- _Exercise directions_:
Could you copy each line of the entries that contains "icon"?

──────── The data

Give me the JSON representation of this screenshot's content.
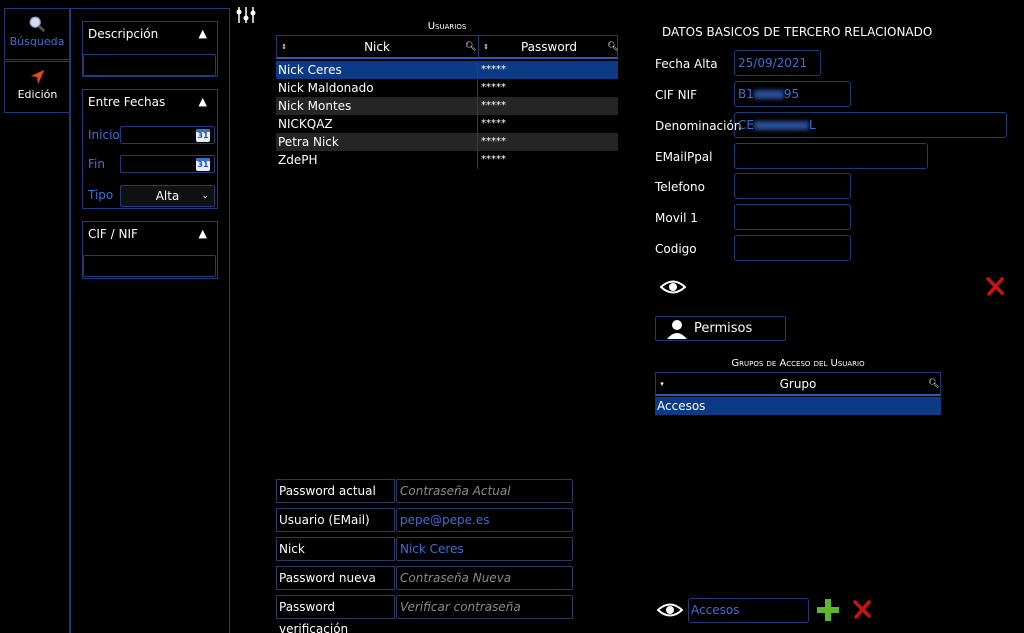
{
  "tabs": [
    {
      "label": "Búsqueda",
      "icon": "magnifier-icon"
    },
    {
      "label": "Edición",
      "icon": "arrow-pointer-icon"
    }
  ],
  "filters": {
    "descripcion": {
      "title": "Descripción",
      "value": ""
    },
    "fechas": {
      "title": "Entre Fechas",
      "inicio_label": "Inicio",
      "fin_label": "Fin",
      "tipo_label": "Tipo",
      "tipo_value": "Alta",
      "calendar_day": "31"
    },
    "cif": {
      "title": "CIF / NIF",
      "value": ""
    }
  },
  "usuarios": {
    "title": "Usuarios",
    "columns": [
      "Nick",
      "Password"
    ],
    "rows": [
      {
        "nick": "Nick Ceres",
        "password": "*****"
      },
      {
        "nick": "Nick Maldonado",
        "password": "*****"
      },
      {
        "nick": "Nick Montes",
        "password": "*****"
      },
      {
        "nick": "NICKQAZ",
        "password": "*****"
      },
      {
        "nick": "Petra Nick",
        "password": "*****"
      },
      {
        "nick": "ZdePH",
        "password": "*****"
      }
    ]
  },
  "form": {
    "password_actual": {
      "label": "Password actual",
      "placeholder": "Contraseña Actual",
      "value": ""
    },
    "usuario_email": {
      "label": "Usuario (EMail)",
      "value": "pepe@pepe.es"
    },
    "nick": {
      "label": "Nick",
      "value": "Nick Ceres"
    },
    "password_nueva": {
      "label": "Password nueva",
      "placeholder": "Contraseña Nueva",
      "value": ""
    },
    "password_verificacion": {
      "label": "Password verificación",
      "placeholder": "Verificar contraseña",
      "value": ""
    }
  },
  "tercero": {
    "title": "DATOS BASICOS DE TERCERO RELACIONADO",
    "fecha_alta": {
      "label": "Fecha Alta",
      "value": "25/09/2021"
    },
    "cif_nif": {
      "label": "CIF NIF",
      "value_prefix": "B1",
      "value_suffix": "95"
    },
    "denominacion": {
      "label": "Denominación",
      "value_prefix": "CE",
      "value_suffix": "L"
    },
    "email": {
      "label": "EMailPpal",
      "value": ""
    },
    "telefono": {
      "label": "Telefono",
      "value": ""
    },
    "movil": {
      "label": "Movil 1",
      "value": ""
    },
    "codigo": {
      "label": "Codigo",
      "value": ""
    }
  },
  "permisos_label": "Permisos",
  "grupos": {
    "title": "Grupos de Acceso del Usuario",
    "column": "Grupo",
    "rows": [
      "Accesos"
    ],
    "input_value": "Accesos"
  },
  "colors": {
    "accent": "#0d3a85",
    "border": "#1e3b7a",
    "link": "#3e6fd6",
    "add": "#5cb82a",
    "delete": "#d01010"
  }
}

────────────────

- _Your solution_:
      "icon": "magnifier-icon"
      "icon": "arrow-pointer-icon"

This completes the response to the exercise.